The past decade has seen the field of protein engineering go from thought exercises and ginger tinkering to creating entirely novel proteins not found in nature. But in order for protein engineering to reach its full potential, several hurdles need to be cleared. Screening vast numbers of sequence and structure permutations demands heavy hardware firepower, putting ambitious design projects out of the reach of many labs. “In my laboratory alone, we have 230 processor cores to our cluster,” says Donald. “[Our designs] might take half to all of that cluster for between a day and a month depending on the design — so it’s a lot of time, and an expensive proposition.” Baker’s group has turned to distributed computing, enlisting processing support from more than 230,000 volunteers via their Rosetta@Home initiative. But the real hope is that as biological knowledge of proteins improves, so will the efficiency of algorithms. That way, 1050 different structural arrangements can be processed at a time, rather than 10150 at a time, which will require less hardware gruntwork.

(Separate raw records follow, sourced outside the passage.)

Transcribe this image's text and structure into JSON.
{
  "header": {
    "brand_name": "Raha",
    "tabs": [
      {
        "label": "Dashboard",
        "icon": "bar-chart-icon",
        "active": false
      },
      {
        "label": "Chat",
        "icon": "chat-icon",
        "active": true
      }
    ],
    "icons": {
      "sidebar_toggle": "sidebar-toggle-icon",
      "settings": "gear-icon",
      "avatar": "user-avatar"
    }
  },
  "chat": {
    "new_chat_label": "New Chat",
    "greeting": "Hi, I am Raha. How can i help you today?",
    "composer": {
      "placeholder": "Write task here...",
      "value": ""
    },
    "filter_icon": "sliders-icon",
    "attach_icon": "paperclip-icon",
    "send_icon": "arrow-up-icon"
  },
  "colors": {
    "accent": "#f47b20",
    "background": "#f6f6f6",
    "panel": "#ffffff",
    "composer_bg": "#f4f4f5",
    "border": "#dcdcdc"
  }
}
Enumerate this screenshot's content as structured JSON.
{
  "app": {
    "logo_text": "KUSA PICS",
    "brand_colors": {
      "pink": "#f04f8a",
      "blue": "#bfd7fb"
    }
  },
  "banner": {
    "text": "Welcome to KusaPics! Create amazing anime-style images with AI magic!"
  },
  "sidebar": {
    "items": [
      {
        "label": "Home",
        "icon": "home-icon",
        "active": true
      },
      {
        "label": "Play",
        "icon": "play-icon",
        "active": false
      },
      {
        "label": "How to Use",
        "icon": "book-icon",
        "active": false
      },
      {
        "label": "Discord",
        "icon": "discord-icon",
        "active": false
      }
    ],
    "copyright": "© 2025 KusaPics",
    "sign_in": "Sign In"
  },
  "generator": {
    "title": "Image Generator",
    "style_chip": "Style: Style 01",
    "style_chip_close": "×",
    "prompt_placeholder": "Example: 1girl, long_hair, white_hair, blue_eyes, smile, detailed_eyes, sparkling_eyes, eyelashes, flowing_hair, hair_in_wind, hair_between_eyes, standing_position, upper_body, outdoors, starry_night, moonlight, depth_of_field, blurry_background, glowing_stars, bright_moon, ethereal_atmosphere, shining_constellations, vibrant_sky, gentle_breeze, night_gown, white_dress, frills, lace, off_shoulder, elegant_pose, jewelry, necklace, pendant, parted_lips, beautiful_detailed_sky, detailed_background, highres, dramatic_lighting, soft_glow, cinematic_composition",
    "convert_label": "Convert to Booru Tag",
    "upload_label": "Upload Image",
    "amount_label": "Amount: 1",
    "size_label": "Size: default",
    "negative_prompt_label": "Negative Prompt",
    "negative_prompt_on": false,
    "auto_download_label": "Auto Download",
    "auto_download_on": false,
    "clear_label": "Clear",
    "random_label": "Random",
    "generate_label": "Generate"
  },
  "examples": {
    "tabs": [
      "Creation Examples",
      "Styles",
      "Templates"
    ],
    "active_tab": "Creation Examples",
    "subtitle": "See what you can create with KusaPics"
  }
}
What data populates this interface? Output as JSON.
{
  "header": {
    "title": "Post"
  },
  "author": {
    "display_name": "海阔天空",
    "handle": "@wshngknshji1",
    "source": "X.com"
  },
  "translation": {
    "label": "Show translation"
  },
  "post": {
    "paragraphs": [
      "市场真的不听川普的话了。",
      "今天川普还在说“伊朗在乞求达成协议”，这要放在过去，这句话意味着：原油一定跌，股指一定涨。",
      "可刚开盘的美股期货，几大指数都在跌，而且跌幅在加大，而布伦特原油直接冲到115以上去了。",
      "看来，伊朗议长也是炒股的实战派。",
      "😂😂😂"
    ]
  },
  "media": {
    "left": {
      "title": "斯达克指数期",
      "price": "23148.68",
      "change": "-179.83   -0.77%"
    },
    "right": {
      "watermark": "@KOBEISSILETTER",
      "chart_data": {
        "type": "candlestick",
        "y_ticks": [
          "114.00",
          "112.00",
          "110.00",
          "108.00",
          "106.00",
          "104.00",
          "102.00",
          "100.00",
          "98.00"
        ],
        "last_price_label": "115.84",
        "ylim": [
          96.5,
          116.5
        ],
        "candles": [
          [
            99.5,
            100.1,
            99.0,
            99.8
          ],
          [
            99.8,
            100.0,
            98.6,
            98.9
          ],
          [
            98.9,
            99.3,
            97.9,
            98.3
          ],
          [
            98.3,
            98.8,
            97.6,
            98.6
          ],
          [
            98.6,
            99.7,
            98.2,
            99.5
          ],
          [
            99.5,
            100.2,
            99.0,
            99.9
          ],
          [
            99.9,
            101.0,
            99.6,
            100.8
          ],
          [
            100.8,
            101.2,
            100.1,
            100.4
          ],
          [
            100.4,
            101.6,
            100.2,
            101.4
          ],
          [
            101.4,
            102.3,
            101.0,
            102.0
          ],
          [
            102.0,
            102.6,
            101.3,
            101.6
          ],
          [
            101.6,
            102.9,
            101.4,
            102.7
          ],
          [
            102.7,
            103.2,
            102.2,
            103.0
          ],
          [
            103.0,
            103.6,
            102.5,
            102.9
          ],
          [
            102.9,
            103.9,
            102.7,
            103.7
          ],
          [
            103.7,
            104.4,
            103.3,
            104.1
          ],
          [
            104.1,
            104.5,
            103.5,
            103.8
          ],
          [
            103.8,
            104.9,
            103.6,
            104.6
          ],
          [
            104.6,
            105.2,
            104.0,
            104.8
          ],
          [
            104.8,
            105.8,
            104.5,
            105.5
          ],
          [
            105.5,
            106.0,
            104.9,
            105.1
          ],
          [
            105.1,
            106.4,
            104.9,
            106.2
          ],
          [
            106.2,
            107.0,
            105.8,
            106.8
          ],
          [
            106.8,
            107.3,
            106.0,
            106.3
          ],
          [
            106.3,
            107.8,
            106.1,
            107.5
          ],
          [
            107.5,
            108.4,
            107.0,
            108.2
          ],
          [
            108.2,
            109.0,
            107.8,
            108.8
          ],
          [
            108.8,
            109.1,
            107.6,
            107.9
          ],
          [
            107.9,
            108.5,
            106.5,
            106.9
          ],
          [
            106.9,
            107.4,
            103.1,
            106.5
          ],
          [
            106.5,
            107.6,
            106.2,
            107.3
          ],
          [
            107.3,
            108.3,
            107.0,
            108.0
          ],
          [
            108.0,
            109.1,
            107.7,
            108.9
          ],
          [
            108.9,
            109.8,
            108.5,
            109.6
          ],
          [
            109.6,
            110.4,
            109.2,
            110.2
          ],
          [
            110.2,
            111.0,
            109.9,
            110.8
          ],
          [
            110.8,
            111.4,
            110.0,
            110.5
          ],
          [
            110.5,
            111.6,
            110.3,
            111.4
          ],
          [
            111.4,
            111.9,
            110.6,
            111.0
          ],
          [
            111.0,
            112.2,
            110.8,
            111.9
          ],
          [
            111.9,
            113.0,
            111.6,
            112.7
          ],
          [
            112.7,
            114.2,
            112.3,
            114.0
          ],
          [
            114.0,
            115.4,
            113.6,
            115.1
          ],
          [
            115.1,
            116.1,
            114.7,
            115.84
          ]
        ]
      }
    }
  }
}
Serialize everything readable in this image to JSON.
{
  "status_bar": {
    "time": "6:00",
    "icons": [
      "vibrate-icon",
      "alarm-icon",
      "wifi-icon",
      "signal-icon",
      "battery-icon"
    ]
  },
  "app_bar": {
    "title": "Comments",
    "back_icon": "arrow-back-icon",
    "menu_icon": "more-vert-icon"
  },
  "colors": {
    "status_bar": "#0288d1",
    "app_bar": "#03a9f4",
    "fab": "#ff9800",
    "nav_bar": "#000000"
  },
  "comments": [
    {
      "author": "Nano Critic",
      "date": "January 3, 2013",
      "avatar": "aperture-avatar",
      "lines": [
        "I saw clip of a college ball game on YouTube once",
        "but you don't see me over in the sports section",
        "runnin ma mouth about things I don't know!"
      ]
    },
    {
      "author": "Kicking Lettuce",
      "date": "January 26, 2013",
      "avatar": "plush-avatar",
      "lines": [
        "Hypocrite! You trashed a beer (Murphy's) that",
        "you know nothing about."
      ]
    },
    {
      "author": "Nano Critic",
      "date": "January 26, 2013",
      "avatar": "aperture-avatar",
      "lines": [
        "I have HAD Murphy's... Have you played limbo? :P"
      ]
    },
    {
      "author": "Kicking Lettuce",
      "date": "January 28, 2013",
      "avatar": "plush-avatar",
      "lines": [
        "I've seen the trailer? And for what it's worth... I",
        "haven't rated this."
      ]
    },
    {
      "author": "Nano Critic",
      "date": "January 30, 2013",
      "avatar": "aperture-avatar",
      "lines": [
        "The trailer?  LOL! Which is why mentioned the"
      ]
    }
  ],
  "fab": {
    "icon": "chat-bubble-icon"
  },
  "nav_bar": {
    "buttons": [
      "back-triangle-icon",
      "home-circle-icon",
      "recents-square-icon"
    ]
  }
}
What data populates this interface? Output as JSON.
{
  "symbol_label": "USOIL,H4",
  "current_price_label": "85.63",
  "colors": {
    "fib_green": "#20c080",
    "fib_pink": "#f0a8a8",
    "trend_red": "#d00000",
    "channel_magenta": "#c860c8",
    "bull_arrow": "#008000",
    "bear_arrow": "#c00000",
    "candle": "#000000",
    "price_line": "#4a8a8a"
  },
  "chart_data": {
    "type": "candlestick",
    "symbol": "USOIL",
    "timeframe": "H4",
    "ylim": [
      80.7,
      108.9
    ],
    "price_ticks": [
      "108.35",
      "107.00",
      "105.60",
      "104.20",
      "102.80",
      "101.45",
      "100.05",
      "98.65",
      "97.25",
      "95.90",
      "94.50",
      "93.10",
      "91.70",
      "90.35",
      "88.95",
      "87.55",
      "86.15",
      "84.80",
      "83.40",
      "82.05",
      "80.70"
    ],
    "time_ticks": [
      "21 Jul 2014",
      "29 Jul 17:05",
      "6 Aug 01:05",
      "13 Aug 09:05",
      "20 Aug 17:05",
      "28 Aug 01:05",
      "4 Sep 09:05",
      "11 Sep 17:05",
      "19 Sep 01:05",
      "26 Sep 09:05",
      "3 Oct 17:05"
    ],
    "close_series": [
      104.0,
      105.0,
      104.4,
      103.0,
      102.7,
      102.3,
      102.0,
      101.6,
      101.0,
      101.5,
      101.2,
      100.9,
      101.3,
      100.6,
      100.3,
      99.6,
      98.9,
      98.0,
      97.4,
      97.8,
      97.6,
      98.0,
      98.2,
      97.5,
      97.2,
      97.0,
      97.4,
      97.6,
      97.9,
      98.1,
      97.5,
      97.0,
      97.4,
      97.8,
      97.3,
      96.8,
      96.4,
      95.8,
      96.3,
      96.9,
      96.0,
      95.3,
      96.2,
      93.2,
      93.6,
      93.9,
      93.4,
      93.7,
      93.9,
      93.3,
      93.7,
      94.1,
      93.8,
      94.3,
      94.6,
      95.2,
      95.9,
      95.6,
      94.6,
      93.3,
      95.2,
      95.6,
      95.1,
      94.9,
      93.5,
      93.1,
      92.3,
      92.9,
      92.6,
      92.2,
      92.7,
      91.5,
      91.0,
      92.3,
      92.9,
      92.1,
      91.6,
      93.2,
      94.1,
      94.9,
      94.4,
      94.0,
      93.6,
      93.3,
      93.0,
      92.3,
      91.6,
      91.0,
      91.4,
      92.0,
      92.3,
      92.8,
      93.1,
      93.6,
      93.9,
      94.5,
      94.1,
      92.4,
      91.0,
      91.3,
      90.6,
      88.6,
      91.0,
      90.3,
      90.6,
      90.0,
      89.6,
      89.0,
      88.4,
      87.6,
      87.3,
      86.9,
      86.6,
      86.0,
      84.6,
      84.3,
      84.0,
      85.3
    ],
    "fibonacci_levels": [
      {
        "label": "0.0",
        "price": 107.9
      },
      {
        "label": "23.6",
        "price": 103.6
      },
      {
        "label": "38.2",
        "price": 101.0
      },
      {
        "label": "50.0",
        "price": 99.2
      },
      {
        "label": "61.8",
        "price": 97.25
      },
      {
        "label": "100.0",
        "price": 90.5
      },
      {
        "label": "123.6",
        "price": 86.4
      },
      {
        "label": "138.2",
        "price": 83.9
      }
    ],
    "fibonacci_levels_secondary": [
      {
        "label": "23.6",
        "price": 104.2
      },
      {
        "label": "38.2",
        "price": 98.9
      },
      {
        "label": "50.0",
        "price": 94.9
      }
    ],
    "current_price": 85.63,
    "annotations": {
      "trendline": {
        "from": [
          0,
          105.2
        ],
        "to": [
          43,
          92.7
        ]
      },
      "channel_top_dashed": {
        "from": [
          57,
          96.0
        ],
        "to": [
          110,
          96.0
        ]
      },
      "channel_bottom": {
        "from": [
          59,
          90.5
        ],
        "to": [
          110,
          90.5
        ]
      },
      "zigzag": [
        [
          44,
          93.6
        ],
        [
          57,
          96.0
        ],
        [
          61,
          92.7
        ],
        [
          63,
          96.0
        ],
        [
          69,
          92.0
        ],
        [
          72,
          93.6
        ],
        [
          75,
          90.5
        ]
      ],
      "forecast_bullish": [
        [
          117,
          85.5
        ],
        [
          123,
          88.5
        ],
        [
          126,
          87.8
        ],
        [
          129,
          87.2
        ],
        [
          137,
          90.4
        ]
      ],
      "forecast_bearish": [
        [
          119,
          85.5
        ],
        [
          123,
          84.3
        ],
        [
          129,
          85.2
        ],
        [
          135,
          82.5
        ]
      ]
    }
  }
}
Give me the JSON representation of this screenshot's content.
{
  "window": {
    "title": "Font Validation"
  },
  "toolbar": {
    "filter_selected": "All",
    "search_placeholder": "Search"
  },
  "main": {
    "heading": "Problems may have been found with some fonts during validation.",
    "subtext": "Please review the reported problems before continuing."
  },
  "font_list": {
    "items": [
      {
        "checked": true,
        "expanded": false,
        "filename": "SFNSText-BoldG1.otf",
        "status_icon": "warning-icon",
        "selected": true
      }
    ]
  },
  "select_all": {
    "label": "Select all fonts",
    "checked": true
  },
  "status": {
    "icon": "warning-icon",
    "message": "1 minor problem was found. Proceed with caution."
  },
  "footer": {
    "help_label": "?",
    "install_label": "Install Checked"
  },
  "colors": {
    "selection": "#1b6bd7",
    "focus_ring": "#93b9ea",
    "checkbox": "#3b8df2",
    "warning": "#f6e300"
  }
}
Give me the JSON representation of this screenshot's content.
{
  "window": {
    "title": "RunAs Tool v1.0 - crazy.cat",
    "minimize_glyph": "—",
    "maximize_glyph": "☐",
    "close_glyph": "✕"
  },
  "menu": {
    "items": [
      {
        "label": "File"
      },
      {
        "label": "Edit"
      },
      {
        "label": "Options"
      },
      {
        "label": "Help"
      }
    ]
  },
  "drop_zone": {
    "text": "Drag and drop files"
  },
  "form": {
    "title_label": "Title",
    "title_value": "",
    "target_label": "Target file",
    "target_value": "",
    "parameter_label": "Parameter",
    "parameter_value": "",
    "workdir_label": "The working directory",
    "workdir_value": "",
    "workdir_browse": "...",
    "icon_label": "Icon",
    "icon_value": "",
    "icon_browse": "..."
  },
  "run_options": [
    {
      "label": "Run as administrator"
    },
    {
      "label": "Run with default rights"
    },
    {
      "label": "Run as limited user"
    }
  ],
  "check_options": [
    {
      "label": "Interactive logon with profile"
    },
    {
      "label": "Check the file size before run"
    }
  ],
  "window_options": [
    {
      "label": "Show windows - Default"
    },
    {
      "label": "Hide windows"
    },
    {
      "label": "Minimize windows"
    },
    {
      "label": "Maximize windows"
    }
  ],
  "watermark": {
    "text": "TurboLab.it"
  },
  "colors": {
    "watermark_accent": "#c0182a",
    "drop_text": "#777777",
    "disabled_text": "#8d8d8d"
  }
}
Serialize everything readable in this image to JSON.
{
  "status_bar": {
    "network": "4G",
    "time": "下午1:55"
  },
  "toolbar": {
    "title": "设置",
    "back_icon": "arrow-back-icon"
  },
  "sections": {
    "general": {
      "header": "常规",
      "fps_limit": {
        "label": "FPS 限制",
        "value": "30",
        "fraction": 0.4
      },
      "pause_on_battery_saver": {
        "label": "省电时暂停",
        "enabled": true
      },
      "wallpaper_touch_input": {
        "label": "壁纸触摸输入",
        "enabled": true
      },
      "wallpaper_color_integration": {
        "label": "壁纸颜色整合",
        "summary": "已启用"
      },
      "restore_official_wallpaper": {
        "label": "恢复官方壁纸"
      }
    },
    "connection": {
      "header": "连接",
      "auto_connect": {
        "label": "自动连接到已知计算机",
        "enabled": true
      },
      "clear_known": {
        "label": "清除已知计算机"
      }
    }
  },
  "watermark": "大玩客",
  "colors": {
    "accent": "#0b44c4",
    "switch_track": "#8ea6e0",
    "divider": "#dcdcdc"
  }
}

“Our knowledge is still imperfect in a lot of areas,” admits Baker, especially in understanding the physical principles underlying enzymatic catalysis. For this reason, the experimental process remains essential to successful protein design, and even the best computational designs require extensive testing and refinement in the laboratory. “The winning recipe will be to combine the powers of [directed] evolution and more advanced methods in design,” says Plückthun. Baker is equally enthusiastic about this point — his group is collaborating extensively with directed-evolution specialists, including Plückthun and Dan Tawfik at Israel’s Weizmann Institute, and he believes that a two-pronged strategy will be the winning one. “We’re really in the learning phase, and what we’re learning is not only how to design proteins, but also a lot about how proteins work and how biology works,” says Baker. “It’s really fun.”
Originally published April 8, 2009